Mick Jagger and Ronnie Wood defend Rolling Stones' ticket prices
Story by Jack Foley
MICK Jagger and Ronnie Wood have both defended the ticket prices for their forthcoming Rolling Stones gigs in two separate interviews.
The veteran rockers faced widespread criticism from fans and industry colleagues alike over the price of their four shows in New York and London, with prices for the O2 Arena gigs on November 25 and 29 ranging from £90 to a deluxe VIP package priced at £950.
Many fans say they cannot afford to buy them.
But speaking to Billboard, frontman Jagger said he’d be making no apologies and blamed the market for the high costs of actually putting on the shows.

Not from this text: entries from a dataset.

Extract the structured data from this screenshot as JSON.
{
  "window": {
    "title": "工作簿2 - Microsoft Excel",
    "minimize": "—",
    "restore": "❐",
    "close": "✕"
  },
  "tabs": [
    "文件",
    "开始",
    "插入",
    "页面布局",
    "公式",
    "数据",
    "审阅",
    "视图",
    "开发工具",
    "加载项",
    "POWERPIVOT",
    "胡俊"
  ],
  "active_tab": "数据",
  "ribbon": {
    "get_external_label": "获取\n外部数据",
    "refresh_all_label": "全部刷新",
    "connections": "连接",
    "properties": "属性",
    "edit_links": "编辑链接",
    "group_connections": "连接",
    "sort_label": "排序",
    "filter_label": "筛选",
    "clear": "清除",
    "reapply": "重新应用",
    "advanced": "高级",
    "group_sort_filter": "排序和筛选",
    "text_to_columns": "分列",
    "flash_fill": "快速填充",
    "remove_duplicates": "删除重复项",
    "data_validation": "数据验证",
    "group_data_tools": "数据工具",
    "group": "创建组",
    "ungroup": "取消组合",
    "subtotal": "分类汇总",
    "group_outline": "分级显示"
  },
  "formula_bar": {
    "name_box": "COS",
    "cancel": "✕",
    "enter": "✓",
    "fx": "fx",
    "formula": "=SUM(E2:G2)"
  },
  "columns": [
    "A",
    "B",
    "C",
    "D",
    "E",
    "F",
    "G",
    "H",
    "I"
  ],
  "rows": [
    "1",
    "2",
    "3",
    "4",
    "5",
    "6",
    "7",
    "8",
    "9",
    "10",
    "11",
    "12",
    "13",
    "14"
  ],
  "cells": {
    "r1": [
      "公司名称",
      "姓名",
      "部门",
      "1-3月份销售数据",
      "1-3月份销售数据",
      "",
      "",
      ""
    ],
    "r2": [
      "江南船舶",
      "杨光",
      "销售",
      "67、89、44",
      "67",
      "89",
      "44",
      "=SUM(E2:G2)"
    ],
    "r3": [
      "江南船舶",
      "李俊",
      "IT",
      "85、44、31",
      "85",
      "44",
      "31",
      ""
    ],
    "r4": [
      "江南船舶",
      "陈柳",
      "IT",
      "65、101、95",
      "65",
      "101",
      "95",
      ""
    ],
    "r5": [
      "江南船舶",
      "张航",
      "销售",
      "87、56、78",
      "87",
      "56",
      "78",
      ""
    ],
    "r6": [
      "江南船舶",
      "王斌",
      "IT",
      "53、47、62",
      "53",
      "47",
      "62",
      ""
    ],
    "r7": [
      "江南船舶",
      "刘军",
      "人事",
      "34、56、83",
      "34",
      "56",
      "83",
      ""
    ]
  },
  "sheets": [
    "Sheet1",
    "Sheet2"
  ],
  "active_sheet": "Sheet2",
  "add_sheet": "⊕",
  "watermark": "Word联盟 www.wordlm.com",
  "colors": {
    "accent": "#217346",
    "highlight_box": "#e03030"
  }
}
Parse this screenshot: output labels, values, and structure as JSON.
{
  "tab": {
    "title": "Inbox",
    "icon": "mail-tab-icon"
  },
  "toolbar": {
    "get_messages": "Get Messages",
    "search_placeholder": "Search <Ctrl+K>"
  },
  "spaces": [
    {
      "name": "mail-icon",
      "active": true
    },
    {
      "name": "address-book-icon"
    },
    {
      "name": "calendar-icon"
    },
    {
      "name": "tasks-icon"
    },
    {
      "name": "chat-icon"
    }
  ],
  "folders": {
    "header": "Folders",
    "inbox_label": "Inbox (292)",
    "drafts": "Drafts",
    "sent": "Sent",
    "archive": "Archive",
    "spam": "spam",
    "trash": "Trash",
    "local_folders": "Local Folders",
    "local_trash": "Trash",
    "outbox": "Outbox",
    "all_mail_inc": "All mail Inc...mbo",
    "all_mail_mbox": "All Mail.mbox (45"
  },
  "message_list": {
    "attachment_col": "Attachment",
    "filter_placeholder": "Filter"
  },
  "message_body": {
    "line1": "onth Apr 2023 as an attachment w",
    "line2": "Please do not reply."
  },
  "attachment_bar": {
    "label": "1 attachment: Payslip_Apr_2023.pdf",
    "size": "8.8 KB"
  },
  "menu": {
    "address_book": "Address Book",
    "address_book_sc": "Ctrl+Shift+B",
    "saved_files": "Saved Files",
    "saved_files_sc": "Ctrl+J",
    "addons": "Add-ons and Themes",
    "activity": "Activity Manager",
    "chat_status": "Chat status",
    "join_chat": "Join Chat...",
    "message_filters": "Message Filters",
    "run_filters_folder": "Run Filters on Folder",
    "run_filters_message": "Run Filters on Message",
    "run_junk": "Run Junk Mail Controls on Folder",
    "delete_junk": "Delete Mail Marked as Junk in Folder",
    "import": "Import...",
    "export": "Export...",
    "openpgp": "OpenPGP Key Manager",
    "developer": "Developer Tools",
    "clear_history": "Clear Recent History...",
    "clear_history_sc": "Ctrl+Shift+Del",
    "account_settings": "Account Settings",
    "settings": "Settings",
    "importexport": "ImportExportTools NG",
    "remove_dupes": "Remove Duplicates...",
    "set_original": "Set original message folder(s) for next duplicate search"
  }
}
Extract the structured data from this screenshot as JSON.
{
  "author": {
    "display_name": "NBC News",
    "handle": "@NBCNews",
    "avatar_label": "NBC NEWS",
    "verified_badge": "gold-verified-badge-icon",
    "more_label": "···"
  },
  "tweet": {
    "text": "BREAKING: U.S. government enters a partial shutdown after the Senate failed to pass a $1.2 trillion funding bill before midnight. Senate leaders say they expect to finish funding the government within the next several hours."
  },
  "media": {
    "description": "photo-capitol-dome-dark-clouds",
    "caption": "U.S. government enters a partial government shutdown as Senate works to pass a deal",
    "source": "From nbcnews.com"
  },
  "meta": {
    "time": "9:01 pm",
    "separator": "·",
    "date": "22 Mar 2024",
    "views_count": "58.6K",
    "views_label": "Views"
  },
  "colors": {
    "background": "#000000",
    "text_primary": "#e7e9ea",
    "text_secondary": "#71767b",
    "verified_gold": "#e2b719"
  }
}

“I don’t think there should be a secondary ticket market. I don’t think it should be legal,” he said. “To my mind, there has to be a better way of doing it, but we’re living, really, with the way the system functions.
“We can’t, in four shows, change the whole ticketing system. You might say, ‘The tickets are too expensive’ – well, it’s a very expensive show to put on, just to do four shows, because normally you do a hundred shows and you’d have the same expenses.
“So, yes, it’s expensive,” he added. “But most of the tickets go for a higher price than we’ve sold them for, so you can see the market is there. We don’t participate in the profit. If a ticket costs 250 quid. let’s imagine, and goes for 1,000 quid, I just want to point out that we don’t get that difference.”
Guitarist Wood had earlier told The Daily Telegraph: “We’ve already spent a million on rehearsing in Paris. And the stage is going to be another few million. And the lights. We feel no bad thing about ticket prices. We’ve got to make something.”
The Rolling Stones themselves are expected to pocket around £16 million from the gigs. And there could be more to follow.
Keith Richards also stated this week: “This juggernaut, once it gets rolling, is almost unstoppable. ‘Oh, an extra gig,’ or, ‘Let’s play somewhere you’ve never played before.’ So things go on.
“Right now, I’m just happy to have the thing rolling and moving. It’ll be great, playing London and New York. The rest of it, it’ll happen. Don’t worry about it.”